● **Your objective**: Narrow the data below down to the lines containing "name".
○ ○ ○ ○
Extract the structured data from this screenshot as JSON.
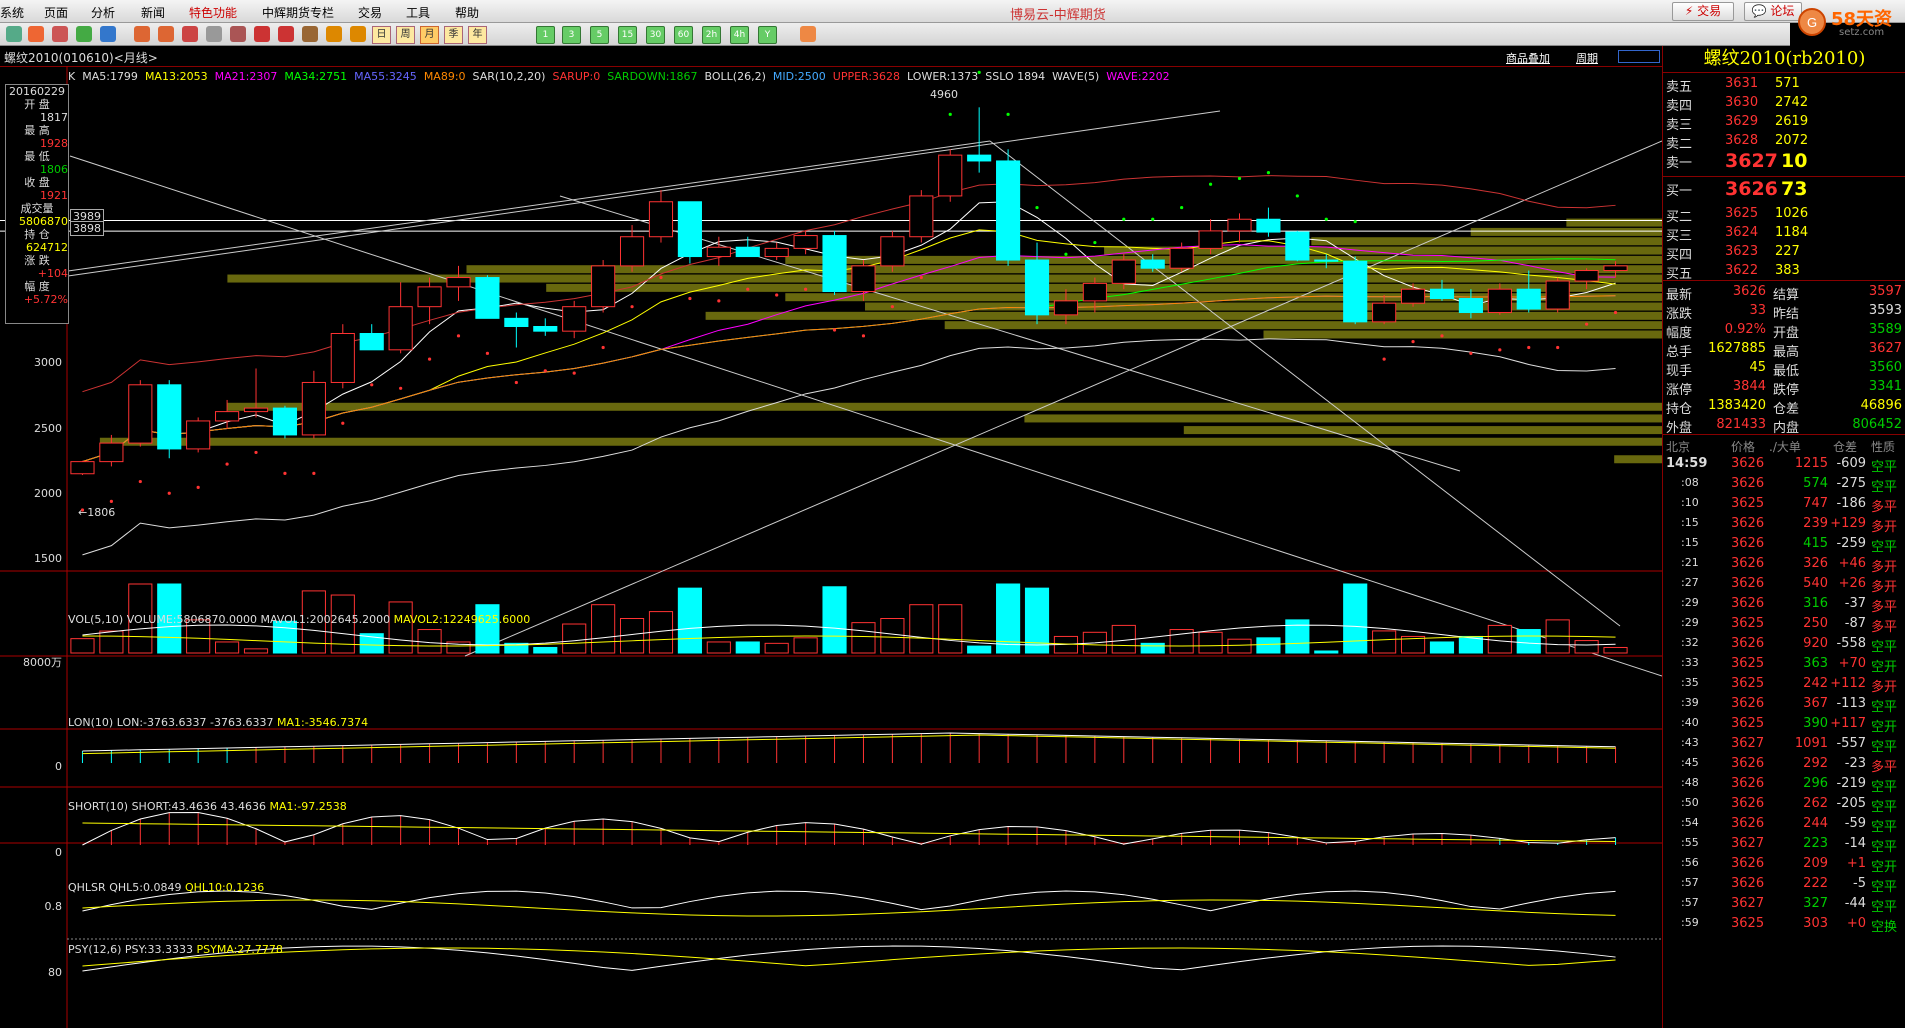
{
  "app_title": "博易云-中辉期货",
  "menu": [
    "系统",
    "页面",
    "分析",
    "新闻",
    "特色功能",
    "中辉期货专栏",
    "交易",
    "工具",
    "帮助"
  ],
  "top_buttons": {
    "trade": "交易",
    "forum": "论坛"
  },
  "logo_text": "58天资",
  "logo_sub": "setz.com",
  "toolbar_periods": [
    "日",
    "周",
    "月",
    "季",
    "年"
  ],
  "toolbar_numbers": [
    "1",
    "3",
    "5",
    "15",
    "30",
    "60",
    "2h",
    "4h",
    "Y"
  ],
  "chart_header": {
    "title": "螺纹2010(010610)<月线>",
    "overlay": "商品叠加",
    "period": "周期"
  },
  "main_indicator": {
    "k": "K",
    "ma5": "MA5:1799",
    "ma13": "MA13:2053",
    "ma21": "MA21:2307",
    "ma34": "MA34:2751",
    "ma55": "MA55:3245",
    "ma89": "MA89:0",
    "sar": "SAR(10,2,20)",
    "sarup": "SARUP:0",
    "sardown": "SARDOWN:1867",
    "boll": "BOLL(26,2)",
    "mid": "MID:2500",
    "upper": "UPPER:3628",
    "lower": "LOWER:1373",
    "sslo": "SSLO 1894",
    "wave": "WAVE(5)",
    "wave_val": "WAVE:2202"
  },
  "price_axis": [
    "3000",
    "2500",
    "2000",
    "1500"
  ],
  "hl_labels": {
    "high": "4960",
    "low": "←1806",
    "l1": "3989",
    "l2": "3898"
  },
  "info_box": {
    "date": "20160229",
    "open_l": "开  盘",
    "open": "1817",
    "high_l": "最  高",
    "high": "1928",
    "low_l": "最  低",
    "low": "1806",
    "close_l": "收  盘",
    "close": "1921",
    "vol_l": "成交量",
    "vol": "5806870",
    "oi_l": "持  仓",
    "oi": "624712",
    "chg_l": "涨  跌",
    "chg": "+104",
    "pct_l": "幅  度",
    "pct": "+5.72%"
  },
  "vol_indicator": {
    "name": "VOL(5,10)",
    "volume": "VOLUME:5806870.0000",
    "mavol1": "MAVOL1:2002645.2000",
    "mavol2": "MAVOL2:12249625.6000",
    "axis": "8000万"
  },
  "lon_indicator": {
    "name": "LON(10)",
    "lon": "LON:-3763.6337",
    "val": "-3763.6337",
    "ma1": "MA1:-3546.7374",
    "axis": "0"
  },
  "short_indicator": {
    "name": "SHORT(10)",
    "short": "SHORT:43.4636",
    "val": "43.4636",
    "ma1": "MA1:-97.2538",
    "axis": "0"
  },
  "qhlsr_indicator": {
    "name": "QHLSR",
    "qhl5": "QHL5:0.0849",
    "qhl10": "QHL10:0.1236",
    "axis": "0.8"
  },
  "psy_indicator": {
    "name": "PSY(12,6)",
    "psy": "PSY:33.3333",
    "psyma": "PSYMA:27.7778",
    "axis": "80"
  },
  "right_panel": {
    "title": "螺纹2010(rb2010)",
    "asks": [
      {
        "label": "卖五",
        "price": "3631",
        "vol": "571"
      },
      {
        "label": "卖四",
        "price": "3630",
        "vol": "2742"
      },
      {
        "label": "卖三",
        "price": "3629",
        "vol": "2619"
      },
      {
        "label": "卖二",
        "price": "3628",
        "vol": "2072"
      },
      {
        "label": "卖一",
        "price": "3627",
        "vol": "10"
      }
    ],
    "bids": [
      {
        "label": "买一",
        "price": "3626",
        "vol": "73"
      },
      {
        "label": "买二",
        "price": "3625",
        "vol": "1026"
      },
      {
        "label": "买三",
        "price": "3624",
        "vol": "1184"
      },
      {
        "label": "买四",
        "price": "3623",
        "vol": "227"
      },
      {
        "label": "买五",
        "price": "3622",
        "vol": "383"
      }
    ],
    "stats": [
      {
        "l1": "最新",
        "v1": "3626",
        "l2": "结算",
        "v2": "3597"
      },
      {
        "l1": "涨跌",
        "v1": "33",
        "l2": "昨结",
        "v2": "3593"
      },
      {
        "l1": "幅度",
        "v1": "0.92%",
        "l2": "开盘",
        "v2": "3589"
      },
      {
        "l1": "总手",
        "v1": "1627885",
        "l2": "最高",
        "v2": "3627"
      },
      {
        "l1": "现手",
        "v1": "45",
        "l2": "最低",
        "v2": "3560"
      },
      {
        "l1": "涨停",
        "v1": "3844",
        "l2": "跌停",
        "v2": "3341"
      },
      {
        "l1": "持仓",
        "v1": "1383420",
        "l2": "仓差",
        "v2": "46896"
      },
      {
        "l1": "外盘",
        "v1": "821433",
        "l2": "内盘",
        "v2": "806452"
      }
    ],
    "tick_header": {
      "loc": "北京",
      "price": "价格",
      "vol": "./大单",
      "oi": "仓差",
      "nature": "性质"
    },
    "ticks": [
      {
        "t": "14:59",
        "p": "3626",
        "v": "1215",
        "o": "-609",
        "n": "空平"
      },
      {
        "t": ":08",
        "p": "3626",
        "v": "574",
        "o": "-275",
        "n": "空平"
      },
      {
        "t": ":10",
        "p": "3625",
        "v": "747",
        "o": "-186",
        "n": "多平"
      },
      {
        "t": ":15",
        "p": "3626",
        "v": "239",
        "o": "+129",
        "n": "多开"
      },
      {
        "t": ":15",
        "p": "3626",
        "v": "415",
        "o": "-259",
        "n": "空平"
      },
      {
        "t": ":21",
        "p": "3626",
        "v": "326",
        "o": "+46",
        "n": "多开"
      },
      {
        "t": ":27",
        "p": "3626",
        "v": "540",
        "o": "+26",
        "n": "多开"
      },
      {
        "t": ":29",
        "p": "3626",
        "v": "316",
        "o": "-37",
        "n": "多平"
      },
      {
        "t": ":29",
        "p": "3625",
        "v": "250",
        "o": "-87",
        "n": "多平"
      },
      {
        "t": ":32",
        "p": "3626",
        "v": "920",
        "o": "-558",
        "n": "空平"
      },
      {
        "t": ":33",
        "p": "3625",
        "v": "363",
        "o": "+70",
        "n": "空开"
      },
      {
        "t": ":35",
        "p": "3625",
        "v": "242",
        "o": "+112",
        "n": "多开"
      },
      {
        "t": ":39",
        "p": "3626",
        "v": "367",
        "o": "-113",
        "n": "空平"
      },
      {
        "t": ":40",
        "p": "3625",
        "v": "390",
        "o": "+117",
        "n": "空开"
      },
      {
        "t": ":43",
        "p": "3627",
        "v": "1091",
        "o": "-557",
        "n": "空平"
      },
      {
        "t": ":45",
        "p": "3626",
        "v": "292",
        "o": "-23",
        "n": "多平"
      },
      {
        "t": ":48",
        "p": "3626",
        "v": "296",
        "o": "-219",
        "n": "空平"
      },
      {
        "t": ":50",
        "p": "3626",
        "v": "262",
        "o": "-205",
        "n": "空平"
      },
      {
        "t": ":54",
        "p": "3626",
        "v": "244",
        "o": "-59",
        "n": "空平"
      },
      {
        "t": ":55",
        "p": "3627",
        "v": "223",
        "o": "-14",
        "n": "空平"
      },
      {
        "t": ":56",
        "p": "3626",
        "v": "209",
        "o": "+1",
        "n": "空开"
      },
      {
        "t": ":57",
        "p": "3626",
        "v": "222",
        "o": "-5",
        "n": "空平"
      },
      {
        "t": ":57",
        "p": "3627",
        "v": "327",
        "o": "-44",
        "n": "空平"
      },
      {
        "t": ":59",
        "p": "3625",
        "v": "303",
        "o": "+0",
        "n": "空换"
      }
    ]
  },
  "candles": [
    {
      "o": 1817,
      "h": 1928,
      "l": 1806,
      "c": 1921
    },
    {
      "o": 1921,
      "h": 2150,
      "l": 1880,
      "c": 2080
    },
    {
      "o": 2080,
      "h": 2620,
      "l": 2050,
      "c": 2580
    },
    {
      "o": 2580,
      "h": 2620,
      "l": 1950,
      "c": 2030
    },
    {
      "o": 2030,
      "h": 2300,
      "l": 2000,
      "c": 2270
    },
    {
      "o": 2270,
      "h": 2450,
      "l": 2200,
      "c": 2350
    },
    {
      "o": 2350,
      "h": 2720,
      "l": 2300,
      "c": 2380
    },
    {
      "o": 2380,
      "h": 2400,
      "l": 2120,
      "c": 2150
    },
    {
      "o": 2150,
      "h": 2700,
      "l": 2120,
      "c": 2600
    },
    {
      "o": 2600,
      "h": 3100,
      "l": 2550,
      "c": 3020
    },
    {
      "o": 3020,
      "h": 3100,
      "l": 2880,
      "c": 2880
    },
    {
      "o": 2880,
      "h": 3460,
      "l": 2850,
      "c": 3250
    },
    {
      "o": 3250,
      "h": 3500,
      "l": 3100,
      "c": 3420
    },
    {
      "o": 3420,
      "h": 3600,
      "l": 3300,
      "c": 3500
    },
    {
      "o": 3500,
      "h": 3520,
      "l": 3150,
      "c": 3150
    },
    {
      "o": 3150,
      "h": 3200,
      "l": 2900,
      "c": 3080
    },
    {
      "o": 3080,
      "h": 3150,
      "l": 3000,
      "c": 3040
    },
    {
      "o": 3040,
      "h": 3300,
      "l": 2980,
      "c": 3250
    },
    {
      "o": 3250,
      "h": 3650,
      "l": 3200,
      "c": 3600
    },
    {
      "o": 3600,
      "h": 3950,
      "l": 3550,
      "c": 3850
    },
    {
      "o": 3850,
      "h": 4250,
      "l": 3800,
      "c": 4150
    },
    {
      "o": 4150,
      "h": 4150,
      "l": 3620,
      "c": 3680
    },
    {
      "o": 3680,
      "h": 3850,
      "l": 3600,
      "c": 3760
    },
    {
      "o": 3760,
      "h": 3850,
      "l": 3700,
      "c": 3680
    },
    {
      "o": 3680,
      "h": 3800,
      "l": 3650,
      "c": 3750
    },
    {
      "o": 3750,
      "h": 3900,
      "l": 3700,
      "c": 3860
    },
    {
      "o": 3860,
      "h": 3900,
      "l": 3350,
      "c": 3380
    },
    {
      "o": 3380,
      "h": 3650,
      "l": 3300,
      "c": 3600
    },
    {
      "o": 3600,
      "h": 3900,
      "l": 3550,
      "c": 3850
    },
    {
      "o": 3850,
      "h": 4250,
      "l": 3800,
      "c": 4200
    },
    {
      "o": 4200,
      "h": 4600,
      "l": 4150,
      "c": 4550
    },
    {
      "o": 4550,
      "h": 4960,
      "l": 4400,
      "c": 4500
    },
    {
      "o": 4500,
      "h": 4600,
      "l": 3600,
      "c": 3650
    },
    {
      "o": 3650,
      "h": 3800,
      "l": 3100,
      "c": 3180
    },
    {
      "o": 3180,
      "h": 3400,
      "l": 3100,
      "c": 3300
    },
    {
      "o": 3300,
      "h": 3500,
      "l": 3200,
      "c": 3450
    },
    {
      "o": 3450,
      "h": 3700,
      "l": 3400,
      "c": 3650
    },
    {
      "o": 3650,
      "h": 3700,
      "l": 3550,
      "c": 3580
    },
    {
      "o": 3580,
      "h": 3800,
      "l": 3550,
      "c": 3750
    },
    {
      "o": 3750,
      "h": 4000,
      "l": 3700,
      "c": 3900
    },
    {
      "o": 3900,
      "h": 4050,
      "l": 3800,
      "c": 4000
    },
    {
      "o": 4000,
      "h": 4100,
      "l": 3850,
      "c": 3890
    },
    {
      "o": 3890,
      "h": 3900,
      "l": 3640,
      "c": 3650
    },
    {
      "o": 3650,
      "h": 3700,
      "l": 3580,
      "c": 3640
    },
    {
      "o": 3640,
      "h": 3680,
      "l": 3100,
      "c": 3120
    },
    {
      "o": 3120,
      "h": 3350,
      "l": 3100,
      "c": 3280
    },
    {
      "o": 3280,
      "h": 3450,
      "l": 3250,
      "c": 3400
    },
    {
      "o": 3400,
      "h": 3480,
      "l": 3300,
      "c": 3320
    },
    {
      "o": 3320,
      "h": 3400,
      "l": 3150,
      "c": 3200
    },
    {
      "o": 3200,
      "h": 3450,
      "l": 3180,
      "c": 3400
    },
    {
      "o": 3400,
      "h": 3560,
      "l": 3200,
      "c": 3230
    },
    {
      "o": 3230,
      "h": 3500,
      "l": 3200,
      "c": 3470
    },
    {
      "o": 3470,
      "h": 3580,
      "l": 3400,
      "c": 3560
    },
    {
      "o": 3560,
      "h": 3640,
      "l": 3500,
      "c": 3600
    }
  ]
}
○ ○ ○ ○
● **Problem solution**:
    "name": "VOL(5,10)",
    "name": "LON(10)",
    "name": "SHORT(10)",
    "name": "QHLSR",
    "name": "PSY(12,6)",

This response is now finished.